video, stereo sound
Brasilia and Chandigarh are two iconic capital cities in modern architecture, bound by postcolonial history. Built by Oscar Niemeyer in the center of Brazil, Brasilia was meant to replace the country’s colonial capital, Rio de Janeiro. The Punjab was separated from its former capital, Lahore, after the partition of India and Pakistan in 1947. Prime Minister Nehru commissioned Swiss-French architect Le Corbusier for the building of Chandigarh, a new capital aimed at signaling India’s entry into modernity. This paradox would be highlighted by many Indian postcolonial critics. The film Brasilia/Chandigarh is structured around formal and spatial analogies, creating a labyrinth where wanders a character inspired by Adolfo Bioy Casares’ The Adventures of a Photographer in La Plata, one of the key works in Argentinean magic realism. The man roams around Brasilia. In the meantime, two women wander in Chandigarh. They play the role of intercessors within the image. They possess a knowledge that sheds light on the programmatic intentions of the architect and planner. The three characters – serving as mediums for movement – wander across a formal repertory, somewhere between a post-apocalyptical landscape scattered with ruins, architectural ghosts, sculpture parks, and a deserted monument-city. Theirs is a journey outside time, or rather a journey through a “time after” – a time taking place after utopia has been achieved –, revealing the de-activated vision of a failed dream: that of a future that never happened. Through their conduit, the film slips into the layout of the two cities.

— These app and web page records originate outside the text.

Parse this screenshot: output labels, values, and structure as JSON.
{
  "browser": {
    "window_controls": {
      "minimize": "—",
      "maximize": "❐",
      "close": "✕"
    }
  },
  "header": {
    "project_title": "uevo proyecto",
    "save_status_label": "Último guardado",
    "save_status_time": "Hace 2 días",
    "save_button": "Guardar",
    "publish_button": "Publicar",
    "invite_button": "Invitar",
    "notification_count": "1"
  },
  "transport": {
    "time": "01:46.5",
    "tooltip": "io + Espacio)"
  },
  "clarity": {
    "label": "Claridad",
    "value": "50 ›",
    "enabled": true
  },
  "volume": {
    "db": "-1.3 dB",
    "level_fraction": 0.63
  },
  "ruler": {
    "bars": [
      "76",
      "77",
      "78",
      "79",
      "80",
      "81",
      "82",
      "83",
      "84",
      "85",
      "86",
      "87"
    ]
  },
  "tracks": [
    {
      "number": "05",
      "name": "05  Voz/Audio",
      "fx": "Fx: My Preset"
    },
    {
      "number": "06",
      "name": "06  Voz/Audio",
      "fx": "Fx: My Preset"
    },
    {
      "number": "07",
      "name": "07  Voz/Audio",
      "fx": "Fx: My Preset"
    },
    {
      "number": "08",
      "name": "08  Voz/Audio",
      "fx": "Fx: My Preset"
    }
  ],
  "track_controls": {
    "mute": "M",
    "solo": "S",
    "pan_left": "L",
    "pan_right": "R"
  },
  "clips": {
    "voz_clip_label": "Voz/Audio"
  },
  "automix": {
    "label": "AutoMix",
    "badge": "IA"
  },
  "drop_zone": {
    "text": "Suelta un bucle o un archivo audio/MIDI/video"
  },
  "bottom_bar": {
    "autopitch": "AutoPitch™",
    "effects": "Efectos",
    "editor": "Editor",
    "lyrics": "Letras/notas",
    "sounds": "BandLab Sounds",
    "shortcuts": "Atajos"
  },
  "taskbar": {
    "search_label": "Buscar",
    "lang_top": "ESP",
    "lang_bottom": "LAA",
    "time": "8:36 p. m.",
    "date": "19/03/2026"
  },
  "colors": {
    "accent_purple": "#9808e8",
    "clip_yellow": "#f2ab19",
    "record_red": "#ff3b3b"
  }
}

Two drawings – one of them showing Chandigarh that borrows “the plan of Jaipur in the shape of a mandala,” the other depicting Brasilia, whose shape evokes a bird taking flight, both founding gestures for their respective city – are superimposed and impose themselves to the scenario. What if the film was being scripted by the city itself?